Saturday, December 29, 2012

Learn something while laughing

Last 2012 Book Review

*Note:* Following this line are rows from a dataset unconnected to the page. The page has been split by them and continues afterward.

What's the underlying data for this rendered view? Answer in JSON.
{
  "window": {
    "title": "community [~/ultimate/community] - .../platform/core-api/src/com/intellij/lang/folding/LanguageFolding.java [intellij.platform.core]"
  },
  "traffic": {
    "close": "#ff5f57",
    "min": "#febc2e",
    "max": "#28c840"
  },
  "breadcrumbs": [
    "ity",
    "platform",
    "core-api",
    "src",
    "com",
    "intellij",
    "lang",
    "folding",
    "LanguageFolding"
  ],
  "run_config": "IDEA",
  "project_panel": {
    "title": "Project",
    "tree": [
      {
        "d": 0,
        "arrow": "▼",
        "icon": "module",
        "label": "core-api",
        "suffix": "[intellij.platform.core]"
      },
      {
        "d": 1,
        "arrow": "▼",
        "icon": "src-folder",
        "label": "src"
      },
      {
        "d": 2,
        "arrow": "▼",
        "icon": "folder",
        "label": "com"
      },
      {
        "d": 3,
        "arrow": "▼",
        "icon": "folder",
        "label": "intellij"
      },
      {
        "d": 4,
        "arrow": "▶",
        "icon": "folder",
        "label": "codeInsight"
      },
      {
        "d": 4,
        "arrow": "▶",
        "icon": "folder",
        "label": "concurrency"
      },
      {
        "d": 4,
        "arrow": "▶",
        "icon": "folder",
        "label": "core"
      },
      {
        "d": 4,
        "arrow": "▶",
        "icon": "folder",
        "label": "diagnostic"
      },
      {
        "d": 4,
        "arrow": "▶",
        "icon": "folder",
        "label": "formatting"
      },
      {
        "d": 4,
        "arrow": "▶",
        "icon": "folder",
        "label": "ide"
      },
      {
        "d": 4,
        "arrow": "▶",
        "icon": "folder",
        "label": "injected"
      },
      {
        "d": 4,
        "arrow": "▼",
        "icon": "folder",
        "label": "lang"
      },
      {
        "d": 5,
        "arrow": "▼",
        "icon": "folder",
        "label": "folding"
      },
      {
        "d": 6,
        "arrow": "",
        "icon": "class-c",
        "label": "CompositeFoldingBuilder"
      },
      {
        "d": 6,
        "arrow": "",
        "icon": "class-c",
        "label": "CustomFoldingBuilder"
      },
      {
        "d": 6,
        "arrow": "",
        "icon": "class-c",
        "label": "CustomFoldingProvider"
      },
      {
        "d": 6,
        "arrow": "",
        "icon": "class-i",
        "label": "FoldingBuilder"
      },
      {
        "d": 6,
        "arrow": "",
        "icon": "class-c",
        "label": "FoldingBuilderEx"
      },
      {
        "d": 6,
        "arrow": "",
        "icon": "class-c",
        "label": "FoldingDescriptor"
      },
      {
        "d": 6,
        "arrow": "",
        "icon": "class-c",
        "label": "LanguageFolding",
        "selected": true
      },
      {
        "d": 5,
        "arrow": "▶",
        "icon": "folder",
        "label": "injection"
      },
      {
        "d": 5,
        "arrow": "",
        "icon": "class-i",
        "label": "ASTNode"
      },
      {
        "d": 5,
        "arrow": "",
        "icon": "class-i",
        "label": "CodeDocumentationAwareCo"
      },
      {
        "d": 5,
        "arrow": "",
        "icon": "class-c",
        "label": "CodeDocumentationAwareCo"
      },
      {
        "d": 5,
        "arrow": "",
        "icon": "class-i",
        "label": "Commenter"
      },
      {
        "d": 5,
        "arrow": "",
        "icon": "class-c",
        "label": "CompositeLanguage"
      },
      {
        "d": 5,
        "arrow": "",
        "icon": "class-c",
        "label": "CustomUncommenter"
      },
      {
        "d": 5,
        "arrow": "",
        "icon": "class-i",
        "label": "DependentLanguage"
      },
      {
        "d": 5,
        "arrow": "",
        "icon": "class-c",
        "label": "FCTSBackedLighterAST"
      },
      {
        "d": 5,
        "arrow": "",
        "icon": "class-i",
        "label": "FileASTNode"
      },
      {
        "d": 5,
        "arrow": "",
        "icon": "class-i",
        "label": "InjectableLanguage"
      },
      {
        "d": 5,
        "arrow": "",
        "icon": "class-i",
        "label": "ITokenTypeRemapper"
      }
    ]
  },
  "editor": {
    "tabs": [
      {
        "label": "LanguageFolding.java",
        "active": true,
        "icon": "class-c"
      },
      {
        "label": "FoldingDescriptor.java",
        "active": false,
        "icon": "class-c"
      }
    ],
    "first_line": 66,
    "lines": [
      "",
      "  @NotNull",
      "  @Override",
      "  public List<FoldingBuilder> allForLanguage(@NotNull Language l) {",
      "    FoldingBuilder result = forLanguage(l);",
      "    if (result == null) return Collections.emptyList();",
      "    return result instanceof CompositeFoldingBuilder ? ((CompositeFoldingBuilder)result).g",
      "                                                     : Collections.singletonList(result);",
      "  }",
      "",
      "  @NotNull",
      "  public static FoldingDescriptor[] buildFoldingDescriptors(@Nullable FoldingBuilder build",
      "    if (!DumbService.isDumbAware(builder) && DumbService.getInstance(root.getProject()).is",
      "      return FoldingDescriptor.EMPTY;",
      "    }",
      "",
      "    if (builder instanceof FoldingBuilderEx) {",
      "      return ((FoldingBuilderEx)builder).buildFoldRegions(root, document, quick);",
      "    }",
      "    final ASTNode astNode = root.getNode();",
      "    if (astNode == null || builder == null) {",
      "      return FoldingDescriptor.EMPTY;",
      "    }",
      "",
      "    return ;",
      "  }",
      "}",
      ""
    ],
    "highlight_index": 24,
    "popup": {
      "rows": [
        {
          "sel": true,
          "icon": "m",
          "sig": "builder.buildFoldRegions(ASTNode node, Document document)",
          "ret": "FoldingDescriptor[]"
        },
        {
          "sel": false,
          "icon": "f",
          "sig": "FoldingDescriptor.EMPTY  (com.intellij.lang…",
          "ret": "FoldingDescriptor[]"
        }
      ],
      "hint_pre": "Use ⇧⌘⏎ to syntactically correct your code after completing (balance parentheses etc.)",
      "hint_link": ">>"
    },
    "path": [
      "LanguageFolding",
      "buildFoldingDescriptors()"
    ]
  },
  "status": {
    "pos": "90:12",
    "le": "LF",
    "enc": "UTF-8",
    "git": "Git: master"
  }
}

101 Contrarian Ideas About Advertising
Hoffman writes candidly and direct. His understanding of advertising is sharp and I highly recommend his first book, The Ad Contrarian, to others.  I’m a believer that his level of candor is an important element missing from the other end of the advertising spectrum.  When I read his stuff I feel a lot more centered from the bland and blather that primarily collects dust on the shelves of most advertising professionals.  I wish there were more writers like Bob Hoffman in Marketing and Research calling things out as they see them.  Overall, this book (or computation of 101 blogs as he clearly communicates at the beginning) walks hand-in-hand with his original.
If I had to give one criticism it would be a hint of hypocrisy toward the back of the book.  He refutes an opposing critic’s claim that he is overly fixated on the value of television advertising, and then spends an inordinate amount of the book praising the virtues of television advertising.  I think this was partly a result of compiling a number of blogs into a single book, but my experience has also taught me that his critic is likely not completely off the reservation.  My experience in advertising and media has taught me that ad agencies (which Bob works within) are disproportionately obsessed with television advertising (partly for the creative challenge and emotional appeal, but more because of the higher commissions agencies collect from television advertising).
Don’t get caught up in my criticism in this review.  Bob’s tips on selling and creating strong advertising are priceless.  He also manages to make it entertaining.
Here are a few passages that caught my attention:
“After 100 years in the agency business, I still have no idea how to create great ads.  It’s a code I haven’t cracked.  But I do know how to sell them.  Get your real creative leader together with their real decision maker and get everyone else out of the f**king way.”
“The best advertising is strategically wise, creatively pleasing, and specific.”
“So far, there has been one type of online advertising that has been clear and unqualified success: search.  But search is limited.  Mostly, we use search once we have decided to buy, much like we used the Yellow Pages.  Search fulfills demand; it doesn’t create demand.”
“You see, solving real problems requires unpleasantness.  Systems have to be changed.  Products have to be redesigned.  People have to be fired.  Floors have to be swept and walls have to be painted.”
“In my experience, the ability to synthesize an imaginative strategy is unrelated to job title.  It has to do with intelligence.  Let the most intelligent people do the strategizing, regardless of their titles.”
The Fightin’ Analyst Book Rating:
out of five stars